▸ **Given data**:

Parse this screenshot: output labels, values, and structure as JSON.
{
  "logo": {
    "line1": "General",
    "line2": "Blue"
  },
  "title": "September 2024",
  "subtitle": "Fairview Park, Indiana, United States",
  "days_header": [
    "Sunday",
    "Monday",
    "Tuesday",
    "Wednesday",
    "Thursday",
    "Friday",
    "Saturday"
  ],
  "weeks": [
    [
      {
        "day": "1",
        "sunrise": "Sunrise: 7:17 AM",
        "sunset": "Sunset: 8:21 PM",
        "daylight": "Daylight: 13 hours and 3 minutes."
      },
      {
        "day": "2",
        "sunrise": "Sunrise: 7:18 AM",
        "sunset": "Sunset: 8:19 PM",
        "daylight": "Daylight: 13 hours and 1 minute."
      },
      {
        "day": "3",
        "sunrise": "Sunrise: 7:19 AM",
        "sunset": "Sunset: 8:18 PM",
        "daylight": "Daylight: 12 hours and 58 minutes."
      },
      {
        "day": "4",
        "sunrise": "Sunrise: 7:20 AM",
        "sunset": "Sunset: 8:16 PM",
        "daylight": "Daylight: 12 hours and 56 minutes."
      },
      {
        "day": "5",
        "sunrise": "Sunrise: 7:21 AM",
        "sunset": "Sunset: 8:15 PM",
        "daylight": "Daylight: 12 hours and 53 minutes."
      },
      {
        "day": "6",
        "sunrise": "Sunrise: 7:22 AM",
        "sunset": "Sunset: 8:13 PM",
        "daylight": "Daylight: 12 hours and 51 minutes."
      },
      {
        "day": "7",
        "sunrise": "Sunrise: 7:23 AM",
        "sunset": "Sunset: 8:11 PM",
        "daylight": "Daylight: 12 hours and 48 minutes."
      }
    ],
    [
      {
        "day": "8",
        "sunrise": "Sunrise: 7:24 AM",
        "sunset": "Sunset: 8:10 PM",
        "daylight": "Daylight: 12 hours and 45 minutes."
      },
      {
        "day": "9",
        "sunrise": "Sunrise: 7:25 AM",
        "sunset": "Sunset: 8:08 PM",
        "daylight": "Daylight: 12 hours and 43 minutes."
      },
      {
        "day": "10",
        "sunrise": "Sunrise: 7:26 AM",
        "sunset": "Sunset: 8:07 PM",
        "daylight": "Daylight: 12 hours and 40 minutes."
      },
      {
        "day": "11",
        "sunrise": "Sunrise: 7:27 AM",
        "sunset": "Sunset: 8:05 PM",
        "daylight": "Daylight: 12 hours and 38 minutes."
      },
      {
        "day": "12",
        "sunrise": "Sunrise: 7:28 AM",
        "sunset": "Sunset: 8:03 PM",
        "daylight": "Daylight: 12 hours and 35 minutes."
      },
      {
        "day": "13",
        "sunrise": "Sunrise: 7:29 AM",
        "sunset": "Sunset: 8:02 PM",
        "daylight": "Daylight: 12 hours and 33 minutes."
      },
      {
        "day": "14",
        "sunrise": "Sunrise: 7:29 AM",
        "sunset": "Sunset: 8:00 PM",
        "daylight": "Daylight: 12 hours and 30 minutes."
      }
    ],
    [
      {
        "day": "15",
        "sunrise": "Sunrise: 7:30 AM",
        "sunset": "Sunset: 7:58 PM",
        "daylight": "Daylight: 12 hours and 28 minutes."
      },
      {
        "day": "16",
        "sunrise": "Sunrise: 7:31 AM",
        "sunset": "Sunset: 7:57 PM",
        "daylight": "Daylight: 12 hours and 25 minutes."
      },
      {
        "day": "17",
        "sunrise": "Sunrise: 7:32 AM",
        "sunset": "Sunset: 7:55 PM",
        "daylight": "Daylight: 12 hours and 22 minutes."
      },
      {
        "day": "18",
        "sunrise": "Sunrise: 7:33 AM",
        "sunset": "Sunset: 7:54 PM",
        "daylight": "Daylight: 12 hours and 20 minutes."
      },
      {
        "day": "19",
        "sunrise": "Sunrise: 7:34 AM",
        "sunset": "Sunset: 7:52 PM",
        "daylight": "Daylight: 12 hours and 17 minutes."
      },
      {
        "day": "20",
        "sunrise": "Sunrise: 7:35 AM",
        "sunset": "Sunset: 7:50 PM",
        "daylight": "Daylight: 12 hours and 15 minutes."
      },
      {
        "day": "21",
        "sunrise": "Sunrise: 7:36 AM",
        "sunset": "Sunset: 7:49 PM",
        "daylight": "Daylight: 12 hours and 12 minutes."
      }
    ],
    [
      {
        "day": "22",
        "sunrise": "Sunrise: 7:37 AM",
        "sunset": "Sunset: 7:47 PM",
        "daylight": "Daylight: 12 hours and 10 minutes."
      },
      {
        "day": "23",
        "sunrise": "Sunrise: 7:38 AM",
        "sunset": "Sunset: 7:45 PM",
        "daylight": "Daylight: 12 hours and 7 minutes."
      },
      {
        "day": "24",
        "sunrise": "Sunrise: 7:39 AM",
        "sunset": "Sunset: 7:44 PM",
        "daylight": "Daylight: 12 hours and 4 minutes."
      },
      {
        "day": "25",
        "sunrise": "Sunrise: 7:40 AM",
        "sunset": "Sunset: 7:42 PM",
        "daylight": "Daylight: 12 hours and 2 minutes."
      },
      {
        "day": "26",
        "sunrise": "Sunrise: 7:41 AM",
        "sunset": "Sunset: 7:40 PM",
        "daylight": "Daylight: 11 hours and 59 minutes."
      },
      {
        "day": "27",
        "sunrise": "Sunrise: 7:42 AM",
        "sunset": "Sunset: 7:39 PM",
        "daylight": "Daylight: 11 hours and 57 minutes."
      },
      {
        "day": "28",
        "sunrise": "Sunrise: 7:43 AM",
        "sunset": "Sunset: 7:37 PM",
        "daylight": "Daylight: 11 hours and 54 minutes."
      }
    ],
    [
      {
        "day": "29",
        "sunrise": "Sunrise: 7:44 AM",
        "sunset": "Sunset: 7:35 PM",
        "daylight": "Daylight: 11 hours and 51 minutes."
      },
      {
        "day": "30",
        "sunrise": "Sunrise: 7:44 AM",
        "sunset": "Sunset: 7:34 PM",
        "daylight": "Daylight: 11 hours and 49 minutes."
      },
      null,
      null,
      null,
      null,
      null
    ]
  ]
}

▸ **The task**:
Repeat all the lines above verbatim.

▸ **Exercise response**:
Parse this screenshot: output labels, values, and structure as JSON.
{
  "logo": {
    "line1": "General",
    "line2": "Blue"
  },
  "title": "September 2024",
  "subtitle": "Fairview Park, Indiana, United States",
  "days_header": [
    "Sunday",
    "Monday",
    "Tuesday",
    "Wednesday",
    "Thursday",
    "Friday",
    "Saturday"
  ],
  "weeks": [
    [
      {
        "day": "1",
        "sunrise": "Sunrise: 7:17 AM",
        "sunset": "Sunset: 8:21 PM",
        "daylight": "Daylight: 13 hours and 3 minutes."
      },
      {
        "day": "2",
        "sunrise": "Sunrise: 7:18 AM",
        "sunset": "Sunset: 8:19 PM",
        "daylight": "Daylight: 13 hours and 1 minute."
      },
      {
        "day": "3",
        "sunrise": "Sunrise: 7:19 AM",
        "sunset": "Sunset: 8:18 PM",
        "daylight": "Daylight: 12 hours and 58 minutes."
      },
      {
        "day": "4",
        "sunrise": "Sunrise: 7:20 AM",
        "sunset": "Sunset: 8:16 PM",
        "daylight": "Daylight: 12 hours and 56 minutes."
      },
      {
        "day": "5",
        "sunrise": "Sunrise: 7:21 AM",
        "sunset": "Sunset: 8:15 PM",
        "daylight": "Daylight: 12 hours and 53 minutes."
      },
      {
        "day": "6",
        "sunrise": "Sunrise: 7:22 AM",
        "sunset": "Sunset: 8:13 PM",
        "daylight": "Daylight: 12 hours and 51 minutes."
      },
      {
        "day": "7",
        "sunrise": "Sunrise: 7:23 AM",
        "sunset": "Sunset: 8:11 PM",
        "daylight": "Daylight: 12 hours and 48 minutes."
      }
    ],
    [
      {
        "day": "8",
        "sunrise": "Sunrise: 7:24 AM",
        "sunset": "Sunset: 8:10 PM",
        "daylight": "Daylight: 12 hours and 45 minutes."
      },
      {
        "day": "9",
        "sunrise": "Sunrise: 7:25 AM",
        "sunset": "Sunset: 8:08 PM",
        "daylight": "Daylight: 12 hours and 43 minutes."
      },
      {
        "day": "10",
        "sunrise": "Sunrise: 7:26 AM",
        "sunset": "Sunset: 8:07 PM",
        "daylight": "Daylight: 12 hours and 40 minutes."
      },
      {
        "day": "11",
        "sunrise": "Sunrise: 7:27 AM",
        "sunset": "Sunset: 8:05 PM",
        "daylight": "Daylight: 12 hours and 38 minutes."
      },
      {
        "day": "12",
        "sunrise": "Sunrise: 7:28 AM",
        "sunset": "Sunset: 8:03 PM",
        "daylight": "Daylight: 12 hours and 35 minutes."
      },
      {
        "day": "13",
        "sunrise": "Sunrise: 7:29 AM",
        "sunset": "Sunset: 8:02 PM",
        "daylight": "Daylight: 12 hours and 33 minutes."
      },
      {
        "day": "14",
        "sunrise": "Sunrise: 7:29 AM",
        "sunset": "Sunset: 8:00 PM",
        "daylight": "Daylight: 12 hours and 30 minutes."
      }
    ],
    [
      {
        "day": "15",
        "sunrise": "Sunrise: 7:30 AM",
        "sunset": "Sunset: 7:58 PM",
        "daylight": "Daylight: 12 hours and 28 minutes."
      },
      {
        "day": "16",
        "sunrise": "Sunrise: 7:31 AM",
        "sunset": "Sunset: 7:57 PM",
        "daylight": "Daylight: 12 hours and 25 minutes."
      },
      {
        "day": "17",
        "sunrise": "Sunrise: 7:32 AM",
        "sunset": "Sunset: 7:55 PM",
        "daylight": "Daylight: 12 hours and 22 minutes."
      },
      {
        "day": "18",
        "sunrise": "Sunrise: 7:33 AM",
        "sunset": "Sunset: 7:54 PM",
        "daylight": "Daylight: 12 hours and 20 minutes."
      },
      {
        "day": "19",
        "sunrise": "Sunrise: 7:34 AM",
        "sunset": "Sunset: 7:52 PM",
        "daylight": "Daylight: 12 hours and 17 minutes."
      },
      {
        "day": "20",
        "sunrise": "Sunrise: 7:35 AM",
        "sunset": "Sunset: 7:50 PM",
        "daylight": "Daylight: 12 hours and 15 minutes."
      },
      {
        "day": "21",
        "sunrise": "Sunrise: 7:36 AM",
        "sunset": "Sunset: 7:49 PM",
        "daylight": "Daylight: 12 hours and 12 minutes."
      }
    ],
    [
      {
        "day": "22",
        "sunrise": "Sunrise: 7:37 AM",
        "sunset": "Sunset: 7:47 PM",
        "daylight": "Daylight: 12 hours and 10 minutes."
      },
      {
        "day": "23",
        "sunrise": "Sunrise: 7:38 AM",
        "sunset": "Sunset: 7:45 PM",
        "daylight": "Daylight: 12 hours and 7 minutes."
      },
      {
        "day": "24",
        "sunrise": "Sunrise: 7:39 AM",
        "sunset": "Sunset: 7:44 PM",
        "daylight": "Daylight: 12 hours and 4 minutes."
      },
      {
        "day": "25",
        "sunrise": "Sunrise: 7:40 AM",
        "sunset": "Sunset: 7:42 PM",
        "daylight": "Daylight: 12 hours and 2 minutes."
      },
      {
        "day": "26",
        "sunrise": "Sunrise: 7:41 AM",
        "sunset": "Sunset: 7:40 PM",
        "daylight": "Daylight: 11 hours and 59 minutes."
      },
      {
        "day": "27",
        "sunrise": "Sunrise: 7:42 AM",
        "sunset": "Sunset: 7:39 PM",
        "daylight": "Daylight: 11 hours and 57 minutes."
      },
      {
        "day": "28",
        "sunrise": "Sunrise: 7:43 AM",
        "sunset": "Sunset: 7:37 PM",
        "daylight": "Daylight: 11 hours and 54 minutes."
      }
    ],
    [
      {
        "day": "29",
        "sunrise": "Sunrise: 7:44 AM",
        "sunset": "Sunset: 7:35 PM",
        "daylight": "Daylight: 11 hours and 51 minutes."
      },
      {
        "day": "30",
        "sunrise": "Sunrise: 7:44 AM",
        "sunset": "Sunset: 7:34 PM",
        "daylight": "Daylight: 11 hours and 49 minutes."
      },
      null,
      null,
      null,
      null,
      null
    ]
  ]
}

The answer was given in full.